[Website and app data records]
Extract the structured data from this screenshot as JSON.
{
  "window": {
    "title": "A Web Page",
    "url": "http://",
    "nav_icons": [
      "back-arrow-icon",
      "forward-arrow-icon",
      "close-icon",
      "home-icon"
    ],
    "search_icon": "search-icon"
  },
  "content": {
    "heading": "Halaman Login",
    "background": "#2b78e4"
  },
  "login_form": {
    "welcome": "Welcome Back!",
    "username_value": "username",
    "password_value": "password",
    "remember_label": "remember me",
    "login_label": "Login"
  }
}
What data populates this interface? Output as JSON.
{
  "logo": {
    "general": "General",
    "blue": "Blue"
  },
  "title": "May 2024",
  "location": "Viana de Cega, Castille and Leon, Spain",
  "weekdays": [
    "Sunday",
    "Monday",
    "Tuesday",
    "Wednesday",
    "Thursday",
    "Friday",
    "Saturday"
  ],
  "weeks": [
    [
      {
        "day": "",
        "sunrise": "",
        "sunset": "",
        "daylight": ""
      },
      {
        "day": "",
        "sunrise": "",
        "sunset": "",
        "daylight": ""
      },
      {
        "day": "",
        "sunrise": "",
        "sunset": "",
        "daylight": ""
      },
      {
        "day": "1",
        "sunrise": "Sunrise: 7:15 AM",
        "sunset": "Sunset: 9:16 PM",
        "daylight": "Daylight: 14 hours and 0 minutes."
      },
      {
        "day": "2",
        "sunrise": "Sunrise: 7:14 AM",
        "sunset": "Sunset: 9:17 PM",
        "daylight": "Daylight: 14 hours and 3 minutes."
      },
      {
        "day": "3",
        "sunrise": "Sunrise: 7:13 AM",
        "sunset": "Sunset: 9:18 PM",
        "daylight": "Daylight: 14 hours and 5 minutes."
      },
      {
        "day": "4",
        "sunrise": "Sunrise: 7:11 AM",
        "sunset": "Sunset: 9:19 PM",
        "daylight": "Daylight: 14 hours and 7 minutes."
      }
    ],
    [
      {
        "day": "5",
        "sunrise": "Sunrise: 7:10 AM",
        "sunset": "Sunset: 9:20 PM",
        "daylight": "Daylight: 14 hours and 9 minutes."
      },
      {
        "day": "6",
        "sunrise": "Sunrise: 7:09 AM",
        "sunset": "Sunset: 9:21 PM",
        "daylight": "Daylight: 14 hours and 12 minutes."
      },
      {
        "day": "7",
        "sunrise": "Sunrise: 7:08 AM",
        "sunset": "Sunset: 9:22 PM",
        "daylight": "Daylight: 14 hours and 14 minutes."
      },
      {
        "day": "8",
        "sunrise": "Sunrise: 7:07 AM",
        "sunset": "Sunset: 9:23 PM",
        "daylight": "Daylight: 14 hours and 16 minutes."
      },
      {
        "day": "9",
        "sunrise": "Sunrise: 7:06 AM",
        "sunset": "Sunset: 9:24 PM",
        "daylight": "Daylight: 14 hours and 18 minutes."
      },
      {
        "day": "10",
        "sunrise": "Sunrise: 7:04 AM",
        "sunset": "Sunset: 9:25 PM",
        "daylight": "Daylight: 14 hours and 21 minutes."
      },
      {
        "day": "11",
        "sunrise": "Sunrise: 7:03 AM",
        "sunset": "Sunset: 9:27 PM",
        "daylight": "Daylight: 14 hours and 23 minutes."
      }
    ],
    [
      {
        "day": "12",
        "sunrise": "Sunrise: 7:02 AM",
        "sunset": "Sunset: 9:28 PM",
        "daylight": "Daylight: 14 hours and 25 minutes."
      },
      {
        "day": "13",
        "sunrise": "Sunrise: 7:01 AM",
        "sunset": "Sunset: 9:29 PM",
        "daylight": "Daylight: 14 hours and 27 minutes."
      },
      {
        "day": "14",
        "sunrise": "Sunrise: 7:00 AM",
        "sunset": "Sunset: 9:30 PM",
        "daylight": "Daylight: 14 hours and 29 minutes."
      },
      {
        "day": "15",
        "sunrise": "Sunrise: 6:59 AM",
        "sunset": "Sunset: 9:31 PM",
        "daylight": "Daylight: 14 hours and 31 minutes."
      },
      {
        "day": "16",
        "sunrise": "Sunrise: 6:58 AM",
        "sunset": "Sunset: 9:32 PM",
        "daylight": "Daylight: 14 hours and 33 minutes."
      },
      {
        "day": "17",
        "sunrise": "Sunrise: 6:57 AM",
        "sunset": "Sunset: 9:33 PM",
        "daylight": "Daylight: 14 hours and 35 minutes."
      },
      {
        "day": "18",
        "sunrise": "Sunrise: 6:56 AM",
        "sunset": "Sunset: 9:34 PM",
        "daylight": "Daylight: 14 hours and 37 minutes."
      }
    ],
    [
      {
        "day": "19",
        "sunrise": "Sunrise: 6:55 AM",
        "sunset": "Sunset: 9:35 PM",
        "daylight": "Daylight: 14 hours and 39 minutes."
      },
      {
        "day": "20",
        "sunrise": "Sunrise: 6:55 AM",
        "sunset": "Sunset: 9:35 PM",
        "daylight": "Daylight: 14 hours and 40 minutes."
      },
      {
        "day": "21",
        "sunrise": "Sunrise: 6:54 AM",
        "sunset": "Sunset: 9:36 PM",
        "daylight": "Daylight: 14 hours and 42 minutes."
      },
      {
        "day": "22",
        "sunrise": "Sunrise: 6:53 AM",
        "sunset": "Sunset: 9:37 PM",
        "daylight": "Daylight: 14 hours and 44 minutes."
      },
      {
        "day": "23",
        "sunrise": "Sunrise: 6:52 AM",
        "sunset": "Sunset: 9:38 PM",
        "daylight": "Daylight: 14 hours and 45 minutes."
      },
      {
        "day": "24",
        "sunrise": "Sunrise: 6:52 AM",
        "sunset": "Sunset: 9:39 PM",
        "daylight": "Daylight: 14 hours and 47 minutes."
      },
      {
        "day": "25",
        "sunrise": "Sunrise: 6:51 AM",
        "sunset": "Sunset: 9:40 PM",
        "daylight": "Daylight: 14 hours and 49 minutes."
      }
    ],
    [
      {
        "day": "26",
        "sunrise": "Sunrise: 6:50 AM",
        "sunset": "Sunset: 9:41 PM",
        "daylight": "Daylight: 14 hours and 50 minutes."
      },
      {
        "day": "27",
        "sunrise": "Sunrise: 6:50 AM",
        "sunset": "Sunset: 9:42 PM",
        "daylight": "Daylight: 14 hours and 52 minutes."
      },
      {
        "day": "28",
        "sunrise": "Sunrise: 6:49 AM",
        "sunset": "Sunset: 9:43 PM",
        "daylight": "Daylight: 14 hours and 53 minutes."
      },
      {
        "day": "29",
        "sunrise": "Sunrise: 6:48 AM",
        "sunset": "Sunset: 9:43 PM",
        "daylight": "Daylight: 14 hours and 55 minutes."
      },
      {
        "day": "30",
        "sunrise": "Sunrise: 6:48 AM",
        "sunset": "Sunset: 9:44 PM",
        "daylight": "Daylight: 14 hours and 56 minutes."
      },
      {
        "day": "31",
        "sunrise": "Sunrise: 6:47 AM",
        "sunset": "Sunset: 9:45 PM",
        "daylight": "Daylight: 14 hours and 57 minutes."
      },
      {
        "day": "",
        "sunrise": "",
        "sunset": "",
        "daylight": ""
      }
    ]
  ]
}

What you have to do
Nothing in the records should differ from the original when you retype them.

Reply
Extract the structured data from this screenshot as JSON.
{
  "window": {
    "title": "A Web Page",
    "url": "http://",
    "nav_icons": [
      "back-arrow-icon",
      "forward-arrow-icon",
      "close-icon",
      "home-icon"
    ],
    "search_icon": "search-icon"
  },
  "content": {
    "heading": "Halaman Login",
    "background": "#2b78e4"
  },
  "login_form": {
    "welcome": "Welcome Back!",
    "username_value": "username",
    "password_value": "password",
    "remember_label": "remember me",
    "login_label": "Login"
  }
}
What data populates this interface? Output as JSON.
{
  "logo": {
    "general": "General",
    "blue": "Blue"
  },
  "title": "May 2024",
  "location": "Viana de Cega, Castille and Leon, Spain",
  "weekdays": [
    "Sunday",
    "Monday",
    "Tuesday",
    "Wednesday",
    "Thursday",
    "Friday",
    "Saturday"
  ],
  "weeks": [
    [
      {
        "day": "",
        "sunrise": "",
        "sunset": "",
        "daylight": ""
      },
      {
        "day": "",
        "sunrise": "",
        "sunset": "",
        "daylight": ""
      },
      {
        "day": "",
        "sunrise": "",
        "sunset": "",
        "daylight": ""
      },
      {
        "day": "1",
        "sunrise": "Sunrise: 7:15 AM",
        "sunset": "Sunset: 9:16 PM",
        "daylight": "Daylight: 14 hours and 0 minutes."
      },
      {
        "day": "2",
        "sunrise": "Sunrise: 7:14 AM",
        "sunset": "Sunset: 9:17 PM",
        "daylight": "Daylight: 14 hours and 3 minutes."
      },
      {
        "day": "3",
        "sunrise": "Sunrise: 7:13 AM",
        "sunset": "Sunset: 9:18 PM",
        "daylight": "Daylight: 14 hours and 5 minutes."
      },
      {
        "day": "4",
        "sunrise": "Sunrise: 7:11 AM",
        "sunset": "Sunset: 9:19 PM",
        "daylight": "Daylight: 14 hours and 7 minutes."
      }
    ],
    [
      {
        "day": "5",
        "sunrise": "Sunrise: 7:10 AM",
        "sunset": "Sunset: 9:20 PM",
        "daylight": "Daylight: 14 hours and 9 minutes."
      },
      {
        "day": "6",
        "sunrise": "Sunrise: 7:09 AM",
        "sunset": "Sunset: 9:21 PM",
        "daylight": "Daylight: 14 hours and 12 minutes."
      },
      {
        "day": "7",
        "sunrise": "Sunrise: 7:08 AM",
        "sunset": "Sunset: 9:22 PM",
        "daylight": "Daylight: 14 hours and 14 minutes."
      },
      {
        "day": "8",
        "sunrise": "Sunrise: 7:07 AM",
        "sunset": "Sunset: 9:23 PM",
        "daylight": "Daylight: 14 hours and 16 minutes."
      },
      {
        "day": "9",
        "sunrise": "Sunrise: 7:06 AM",
        "sunset": "Sunset: 9:24 PM",
        "daylight": "Daylight: 14 hours and 18 minutes."
      },
      {
        "day": "10",
        "sunrise": "Sunrise: 7:04 AM",
        "sunset": "Sunset: 9:25 PM",
        "daylight": "Daylight: 14 hours and 21 minutes."
      },
      {
        "day": "11",
        "sunrise": "Sunrise: 7:03 AM",
        "sunset": "Sunset: 9:27 PM",
        "daylight": "Daylight: 14 hours and 23 minutes."
      }
    ],
    [
      {
        "day": "12",
        "sunrise": "Sunrise: 7:02 AM",
        "sunset": "Sunset: 9:28 PM",
        "daylight": "Daylight: 14 hours and 25 minutes."
      },
      {
        "day": "13",
        "sunrise": "Sunrise: 7:01 AM",
        "sunset": "Sunset: 9:29 PM",
        "daylight": "Daylight: 14 hours and 27 minutes."
      },
      {
        "day": "14",
        "sunrise": "Sunrise: 7:00 AM",
        "sunset": "Sunset: 9:30 PM",
        "daylight": "Daylight: 14 hours and 29 minutes."
      },
      {
        "day": "15",
        "sunrise": "Sunrise: 6:59 AM",
        "sunset": "Sunset: 9:31 PM",
        "daylight": "Daylight: 14 hours and 31 minutes."
      },
      {
        "day": "16",
        "sunrise": "Sunrise: 6:58 AM",
        "sunset": "Sunset: 9:32 PM",
        "daylight": "Daylight: 14 hours and 33 minutes."
      },
      {
        "day": "17",
        "sunrise": "Sunrise: 6:57 AM",
        "sunset": "Sunset: 9:33 PM",
        "daylight": "Daylight: 14 hours and 35 minutes."
      },
      {
        "day": "18",
        "sunrise": "Sunrise: 6:56 AM",
        "sunset": "Sunset: 9:34 PM",
        "daylight": "Daylight: 14 hours and 37 minutes."
      }
    ],
    [
      {
        "day": "19",
        "sunrise": "Sunrise: 6:55 AM",
        "sunset": "Sunset: 9:35 PM",
        "daylight": "Daylight: 14 hours and 39 minutes."
      },
      {
        "day": "20",
        "sunrise": "Sunrise: 6:55 AM",
        "sunset": "Sunset: 9:35 PM",
        "daylight": "Daylight: 14 hours and 40 minutes."
      },
      {
        "day": "21",
        "sunrise": "Sunrise: 6:54 AM",
        "sunset": "Sunset: 9:36 PM",
        "daylight": "Daylight: 14 hours and 42 minutes."
      },
      {
        "day": "22",
        "sunrise": "Sunrise: 6:53 AM",
        "sunset": "Sunset: 9:37 PM",
        "daylight": "Daylight: 14 hours and 44 minutes."
      },
      {
        "day": "23",
        "sunrise": "Sunrise: 6:52 AM",
        "sunset": "Sunset: 9:38 PM",
        "daylight": "Daylight: 14 hours and 45 minutes."
      },
      {
        "day": "24",
        "sunrise": "Sunrise: 6:52 AM",
        "sunset": "Sunset: 9:39 PM",
        "daylight": "Daylight: 14 hours and 47 minutes."
      },
      {
        "day": "25",
        "sunrise": "Sunrise: 6:51 AM",
        "sunset": "Sunset: 9:40 PM",
        "daylight": "Daylight: 14 hours and 49 minutes."
      }
    ],
    [
      {
        "day": "26",
        "sunrise": "Sunrise: 6:50 AM",
        "sunset": "Sunset: 9:41 PM",
        "daylight": "Daylight: 14 hours and 50 minutes."
      },
      {
        "day": "27",
        "sunrise": "Sunrise: 6:50 AM",
        "sunset": "Sunset: 9:42 PM",
        "daylight": "Daylight: 14 hours and 52 minutes."
      },
      {
        "day": "28",
        "sunrise": "Sunrise: 6:49 AM",
        "sunset": "Sunset: 9:43 PM",
        "daylight": "Daylight: 14 hours and 53 minutes."
      },
      {
        "day": "29",
        "sunrise": "Sunrise: 6:48 AM",
        "sunset": "Sunset: 9:43 PM",
        "daylight": "Daylight: 14 hours and 55 minutes."
      },
      {
        "day": "30",
        "sunrise": "Sunrise: 6:48 AM",
        "sunset": "Sunset: 9:44 PM",
        "daylight": "Daylight: 14 hours and 56 minutes."
      },
      {
        "day": "31",
        "sunrise": "Sunrise: 6:47 AM",
        "sunset": "Sunset: 9:45 PM",
        "daylight": "Daylight: 14 hours and 57 minutes."
      },
      {
        "day": "",
        "sunrise": "",
        "sunset": "",
        "daylight": ""
      }
    ]
  ]
}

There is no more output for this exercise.